Missoula’s “Best” Ghost Sign
Of the more fascinating ghost signs I encounter are the ones that represent multiple layers of advertising like this one in an alley in Missoula, Montana. No other ghost sign in that town of the dozen or so I have documented has the complexity or variance that this one does, nor are there any with multiple colors like this one. Curious as to why this one building attracted so many advertisers, beside the fact that it is on the side of the old Atlantic hotel, I scoped the streets. It was not a reach to conclude it had something to do with the fact that the building also touted a lunch counter and the wall faced the direction of the train station where people would be embarking. This is a great example of how brick advertisements enticed weary travelers and locals to stop for a Coca Cola and a smoke.

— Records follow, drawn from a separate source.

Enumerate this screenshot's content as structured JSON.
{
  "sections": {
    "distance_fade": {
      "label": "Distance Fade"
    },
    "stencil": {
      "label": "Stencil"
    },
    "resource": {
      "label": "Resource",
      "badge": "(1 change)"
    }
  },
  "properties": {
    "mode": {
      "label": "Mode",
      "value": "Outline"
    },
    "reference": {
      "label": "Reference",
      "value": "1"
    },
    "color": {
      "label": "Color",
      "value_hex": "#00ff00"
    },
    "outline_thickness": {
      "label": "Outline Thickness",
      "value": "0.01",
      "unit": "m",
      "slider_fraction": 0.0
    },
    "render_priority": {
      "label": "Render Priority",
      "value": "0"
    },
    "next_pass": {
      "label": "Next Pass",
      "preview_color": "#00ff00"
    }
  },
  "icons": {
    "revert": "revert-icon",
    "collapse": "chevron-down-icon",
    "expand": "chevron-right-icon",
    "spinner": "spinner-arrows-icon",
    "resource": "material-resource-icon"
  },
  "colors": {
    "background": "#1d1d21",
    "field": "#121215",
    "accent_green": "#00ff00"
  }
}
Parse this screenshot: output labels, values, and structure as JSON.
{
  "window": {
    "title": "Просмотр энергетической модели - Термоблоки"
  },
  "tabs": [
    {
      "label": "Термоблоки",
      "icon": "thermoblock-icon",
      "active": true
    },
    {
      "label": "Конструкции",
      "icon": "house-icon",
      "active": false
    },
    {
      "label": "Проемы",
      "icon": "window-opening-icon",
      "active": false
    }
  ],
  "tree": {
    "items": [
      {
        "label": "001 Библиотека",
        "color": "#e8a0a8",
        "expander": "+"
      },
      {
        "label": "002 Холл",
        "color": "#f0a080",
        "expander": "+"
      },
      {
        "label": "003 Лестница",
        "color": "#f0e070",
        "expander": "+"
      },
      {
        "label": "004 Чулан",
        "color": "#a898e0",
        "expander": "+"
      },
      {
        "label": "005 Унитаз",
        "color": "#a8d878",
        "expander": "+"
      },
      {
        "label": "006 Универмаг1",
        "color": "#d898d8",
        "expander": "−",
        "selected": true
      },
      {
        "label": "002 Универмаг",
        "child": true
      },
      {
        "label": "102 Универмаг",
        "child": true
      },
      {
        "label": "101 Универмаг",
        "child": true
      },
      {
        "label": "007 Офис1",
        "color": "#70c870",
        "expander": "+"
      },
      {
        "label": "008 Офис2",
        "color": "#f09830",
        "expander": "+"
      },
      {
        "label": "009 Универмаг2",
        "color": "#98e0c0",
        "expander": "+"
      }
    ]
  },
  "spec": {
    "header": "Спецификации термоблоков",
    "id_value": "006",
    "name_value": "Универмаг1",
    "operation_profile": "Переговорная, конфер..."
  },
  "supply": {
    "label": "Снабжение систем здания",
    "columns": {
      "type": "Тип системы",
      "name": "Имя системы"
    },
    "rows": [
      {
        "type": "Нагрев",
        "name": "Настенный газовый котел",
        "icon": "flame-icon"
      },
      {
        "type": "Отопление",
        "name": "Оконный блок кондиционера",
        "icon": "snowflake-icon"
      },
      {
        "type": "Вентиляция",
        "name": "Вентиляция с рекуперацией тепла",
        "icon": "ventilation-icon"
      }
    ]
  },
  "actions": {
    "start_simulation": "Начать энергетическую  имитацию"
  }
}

Judging by the fact that most of the signs are broken up by the placement of windows it is obvious the wall was once an un-interrupted impressive display of advertising.On the right side of the wall on the bottom there is a faint graphic of Bull Durham Smoking Tobacco which was popularly painted across the country by Thomas Cusak Comany and an advertisement for an Outdoor Store. Try as I might I cannot make out signs below what is”TORE” and a graphic to the left. Judging from the published Bull Durham Smoking Tobacco signs I have seen I suspect the “ING” is part of “SMOKING.” If so, it would suggest that the Bull Durham ad was a very large display. I was a bit dismayed to see that the great representation of multiple ghost signs had recently added graffiti. Being one who photographs and has researched train graffiti I know many artists have a code of sorts that rejects painting over ghost signs. Too bad someone had to “save the date” on the wall of these great apparitions.
I have posted multiple views of this sign, including some close ups, on my Flickr page so please visit if you want to decipher this very interesting puzzle. There is also a very thoughtful editorial in the Tacoma Tribune published this June that discusses the trend of repainting ghost signs along with a possible compromise of retaining the history and mystery of multiple images.